At the moment I don’t get the sense that other PC and CE guys really understand what Apple has become. While they have been fighting wars on form, function and prices, Apple has boldly transformed itself from a mild and not-so-meek PC company into the most powerful digital-asset-management company on the planet. And for the time being, it is unstoppable.

Tim’s right, of course. Look at Sony, or Microsoft, or Google, or anyone. They still don’t get it. They’re still out there talking about chips, or features, or whatever. Or now they’re all hot for design. But they think design means making pretty objects. It doesn’t. It means making a system of pieces that all work together seamlessly. It’s not about calling attention to the technology. It’s about making the technology invisible. That’s design. Sometimes we all sit here looking at the other guys and kind of scratching our heads at how clueless they are. I mean it’s kind of amazing, isn’t it?

Tuesday, September 22, 2009

Apple retail employees are threatening a walk-out

Yes, it’s true. The ingrates at a store in Lynnwood, Washington (not far from Redmond — coincidence? We report, you decide) are threatening to walk out to protest the “abusive” working conditions at their clean, well-lighted Apple retail shrine, which, let’s be honest, is about a hundred times nicer than the houses and apartments these loser live in.

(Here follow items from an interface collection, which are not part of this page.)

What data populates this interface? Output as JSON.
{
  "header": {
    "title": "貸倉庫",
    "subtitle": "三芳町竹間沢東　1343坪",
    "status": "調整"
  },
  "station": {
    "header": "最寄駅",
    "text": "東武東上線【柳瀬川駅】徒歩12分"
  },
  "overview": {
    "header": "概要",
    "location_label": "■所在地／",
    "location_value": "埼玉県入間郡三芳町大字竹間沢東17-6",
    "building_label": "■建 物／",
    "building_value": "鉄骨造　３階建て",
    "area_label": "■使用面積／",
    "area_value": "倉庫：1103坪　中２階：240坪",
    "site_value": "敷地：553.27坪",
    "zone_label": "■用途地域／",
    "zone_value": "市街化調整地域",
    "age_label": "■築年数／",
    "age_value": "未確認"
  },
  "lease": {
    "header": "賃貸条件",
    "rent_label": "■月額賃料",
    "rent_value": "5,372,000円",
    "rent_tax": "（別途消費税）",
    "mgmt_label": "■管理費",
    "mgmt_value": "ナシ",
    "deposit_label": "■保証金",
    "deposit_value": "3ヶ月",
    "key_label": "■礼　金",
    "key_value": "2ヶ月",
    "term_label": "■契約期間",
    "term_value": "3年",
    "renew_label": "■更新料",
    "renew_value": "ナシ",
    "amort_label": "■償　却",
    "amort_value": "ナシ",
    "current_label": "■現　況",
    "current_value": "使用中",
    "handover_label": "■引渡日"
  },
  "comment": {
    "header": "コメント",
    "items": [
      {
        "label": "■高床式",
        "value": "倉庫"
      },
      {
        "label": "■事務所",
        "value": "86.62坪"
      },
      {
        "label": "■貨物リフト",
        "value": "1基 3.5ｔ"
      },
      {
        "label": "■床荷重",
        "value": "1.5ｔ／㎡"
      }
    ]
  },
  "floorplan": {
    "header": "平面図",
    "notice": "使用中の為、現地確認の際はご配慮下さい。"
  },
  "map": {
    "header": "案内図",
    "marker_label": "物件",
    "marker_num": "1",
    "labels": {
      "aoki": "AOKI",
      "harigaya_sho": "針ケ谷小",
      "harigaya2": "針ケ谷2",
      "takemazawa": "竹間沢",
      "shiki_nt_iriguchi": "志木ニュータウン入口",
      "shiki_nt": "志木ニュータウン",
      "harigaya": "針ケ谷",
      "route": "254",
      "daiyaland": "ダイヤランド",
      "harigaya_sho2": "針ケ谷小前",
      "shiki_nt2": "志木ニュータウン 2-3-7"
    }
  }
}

Frankly my feeling is they should consider themselves lucky to be able to spend so much time in my gleaming emporium. In fact, they should be paying me. But Ron Johnson says that’s not legal. Well, there’s nothing we can do to stop them from walking out. Except I’d like to remind you all that if you walk out, you don’t walk back in. That’s right. You’re all fired. Just like Nixon and those air-traffic controllers. I’m serious, people. You do not tug on Superman’s cape, as Bob Dylan once sang. You don’t like working at the Apple store? Fine. Goodbye. Have fun over at Best Buy.